Publicity requires a ground floor on which to build. If you’ve adequately promoted yourself, you can get those platform slats and two by fours and start building. Publicity is the cannon explosion in Beethoven’s fifth. It’s the panicle of the build-up.
And like promotion, it has to start early. Like promotion it has to be creative and be targeted, well thought out and rooted in the basics to help you succeed. Publicity isn’t just a press release; it’s a well crafted, exciting and interesting press release. Publicity isn’t one press release; it’s a well planned series of press releases that feed the media excitement a bite at a time. Publicity is creating the thrill for your upcoming book. It’s laying the groundwork for speaking or book signing events. It’s telling the world what you have and making them salivate to read it.
A press release is designed to inform the media, but it works for so much more. Make sure you send your press release to every friend, relative and business associate you know. They need to be aware of your upcoming launch too. Sending them a press release makes them feel important and, you’ll be surprised how many friends will take that release to the nearest book store and ask the manager to carry the book.
Publicity is about planning your exposure carefully and building the momentum … and it has to happen BEFORE the book hits the shelves. Done correctly, you may find yourself scheduled for live interviews or written up in magazines and newspapers. If you’re super lucky, these events will be scheduled for immediately after your book is released. Done right, the promotion/publicity double team is unbeatable.
If you can’t write a press release (and I doubt there’s anything a writer can’t write), find one and figure out the formula the same why you figured out the formula for your genre. If you still don’t feel confident about it, get a book. Guerrilla Publicity by Jay Conrad Levinsen, Rick Frishman, and Jill Lublin, and Guerrilla Marketing for Writers by Jay Conrad Levinson, Rick Frishman, and Michael Larsen are spectacular but there are many more to choose from. If you are adamantly against planning, writing and implementing your own publicity campaign, hire a publicist.

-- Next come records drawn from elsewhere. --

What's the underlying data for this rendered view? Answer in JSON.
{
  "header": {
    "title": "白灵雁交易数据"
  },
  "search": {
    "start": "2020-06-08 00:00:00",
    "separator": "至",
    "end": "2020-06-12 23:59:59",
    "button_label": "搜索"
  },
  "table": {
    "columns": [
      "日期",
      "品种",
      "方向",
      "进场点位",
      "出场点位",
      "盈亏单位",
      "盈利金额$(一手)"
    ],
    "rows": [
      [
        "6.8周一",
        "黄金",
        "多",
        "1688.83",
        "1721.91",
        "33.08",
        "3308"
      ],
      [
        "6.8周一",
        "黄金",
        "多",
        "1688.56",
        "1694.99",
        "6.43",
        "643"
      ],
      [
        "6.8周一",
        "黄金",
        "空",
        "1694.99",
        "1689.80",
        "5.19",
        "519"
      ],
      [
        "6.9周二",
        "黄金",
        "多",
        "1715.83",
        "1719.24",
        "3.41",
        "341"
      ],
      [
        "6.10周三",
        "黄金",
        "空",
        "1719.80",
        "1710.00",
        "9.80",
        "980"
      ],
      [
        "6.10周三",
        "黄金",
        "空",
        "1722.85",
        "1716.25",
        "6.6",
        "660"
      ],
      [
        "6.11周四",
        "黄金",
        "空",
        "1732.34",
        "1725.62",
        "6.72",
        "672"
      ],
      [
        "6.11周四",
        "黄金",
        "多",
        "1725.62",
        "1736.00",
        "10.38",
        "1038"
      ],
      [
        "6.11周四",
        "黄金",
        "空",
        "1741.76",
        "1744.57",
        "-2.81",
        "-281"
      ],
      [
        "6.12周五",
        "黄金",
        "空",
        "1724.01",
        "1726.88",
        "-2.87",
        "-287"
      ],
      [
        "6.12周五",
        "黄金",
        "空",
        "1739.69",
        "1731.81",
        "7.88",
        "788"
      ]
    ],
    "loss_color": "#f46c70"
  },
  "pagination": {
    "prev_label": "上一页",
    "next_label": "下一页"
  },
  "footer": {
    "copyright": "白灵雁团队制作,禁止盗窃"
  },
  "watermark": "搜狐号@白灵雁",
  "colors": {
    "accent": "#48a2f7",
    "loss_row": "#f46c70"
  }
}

Either way, publicity is vital and can’t be ignored if you want success. Making every venue or bookstore and every reader known or unknown who loves your genre, aware that you have a book coming out is vital. Period.
Procrastination. Buck it up. Don’t procrastinate. Don’t believe that if the book isn’t in hand yet you have nothing to sell. Always remember, YOU are the product as much as your book. Creatively promote and publicize yourself NOW and your book will be successful. You can put off the laundry only so long before you run out of underwear. Treat your hard writing work better. Procrastination isn’t a bad habit, it is a sin and can leave you with a failure you don’t deserve.
Whether your book is with a big publishing house or a small e-publishing venue, there’s nothing better for your career as a writer than to take your success in hand and make it sterling. Be successful … and start NOW.